Education, Occupational Complexity, and Incident Dementia: A COSMIC Collaborative Cohort Study
J Alzheimers Dis. 2022;85(1):179-196. doi: 10.3233/JAD-210627.
BACKGROUND: Education and occupational complexity are main sources of mental engagement during early life and adulthood respectively, but research findings are not conclusive regarding protective effects of these factors against late-life dementia.
OBJECTIVE: This project aimed to examine the unique contributions of education and occupational complexity to incident dementia, and to assess the mediating effects of occupational complexity on the association between education and dementia across diverse cohorts.
METHOD: We used data from 10,195 participants (median baseline age = 74.1, range = 58∼103), representing 9 international datasets from 6 countries over 4 continents. Using a coordinated analysis approach, the accelerated failure time model was applied to each dataset, followed by meta-analysis. In addition, causal mediation analyses were performed.
RESULT: The meta-analytic results indicated that both education and occupational complexity were independently associated with increased dementia-free survival time, with 28%of the effect of education mediated by occupational complexity.
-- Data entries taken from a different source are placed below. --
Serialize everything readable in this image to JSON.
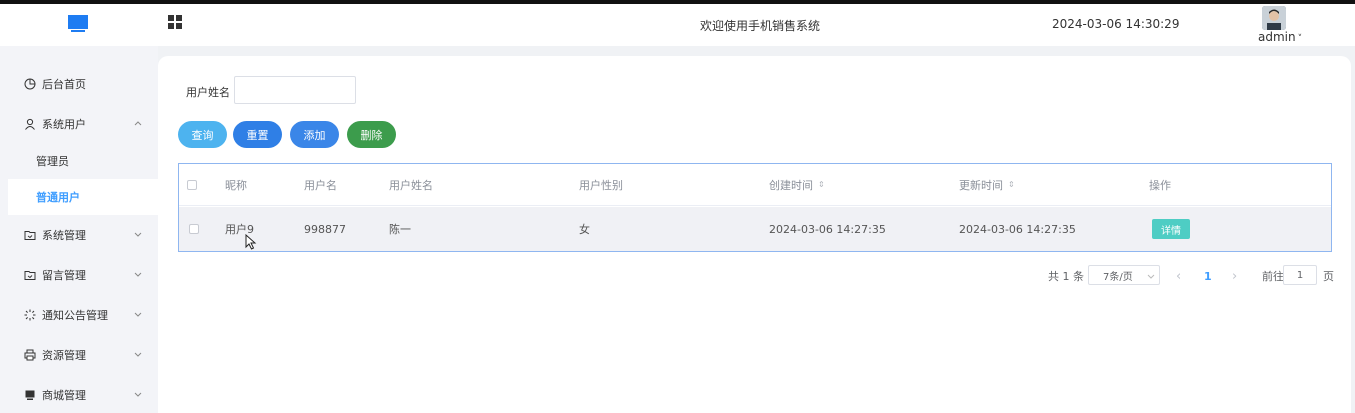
{
  "header": {
    "title": "欢迎使用手机销售系统",
    "datetime": "2024-03-06 14:30:29",
    "username": "admin",
    "dropdown_caret": "˅"
  },
  "sidebar": {
    "items": [
      {
        "label": "后台首页",
        "icon": "clock-pie-icon"
      },
      {
        "label": "系统用户",
        "icon": "person-icon"
      },
      {
        "label": "系统管理",
        "icon": "folder-icon"
      },
      {
        "label": "留言管理",
        "icon": "folder-icon"
      },
      {
        "label": "通知公告管理",
        "icon": "loading-icon"
      },
      {
        "label": "资源管理",
        "icon": "printer-icon"
      },
      {
        "label": "商城管理",
        "icon": "monitor-icon"
      }
    ],
    "sub_items": [
      "管理员",
      "普通用户"
    ],
    "active_sub_item": "普通用户"
  },
  "search": {
    "label": "用户姓名",
    "value": "",
    "placeholder": ""
  },
  "buttons": {
    "query": "查询",
    "reset": "重置",
    "add": "添加",
    "delete": "删除"
  },
  "colors": {
    "query": "#4db3ef",
    "reset": "#2f7fe6",
    "add": "#3a86e8",
    "delete": "#3c9c4c",
    "accent": "#409eff",
    "detail": "#4ecdc4"
  },
  "table": {
    "columns": [
      "昵称",
      "用户名",
      "用户姓名",
      "用户性别",
      "创建时间",
      "更新时间",
      "操作"
    ],
    "sort_glyph": "⇕",
    "rows": [
      {
        "nickname": "用户9",
        "username": "998877",
        "name": "陈一",
        "gender": "女",
        "created": "2024-03-06 14:27:35",
        "updated": "2024-03-06 14:27:35",
        "action": "详情"
      }
    ]
  },
  "pagination": {
    "total": "共 1 条",
    "page_size": "7条/页",
    "prev": "‹",
    "current": "1",
    "next": "›",
    "goto_label": "前往",
    "goto_value": "1",
    "page_suffix": "页"
  }
}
There was evidence of threshold effects for education, with increased dementia-free survival time associated with 'high school completion' or 'above high school' compared to 'middle school completion or below'.
CONCLUSION: Using datasets from a wide range of geographical regions, we found that both early life education and adulthood occupational complexity were independently predictive of dementia. Education and occupational experiences occur during early life and adulthood respectively, and dementia prevention efforts could thus be made at different stages of the life course.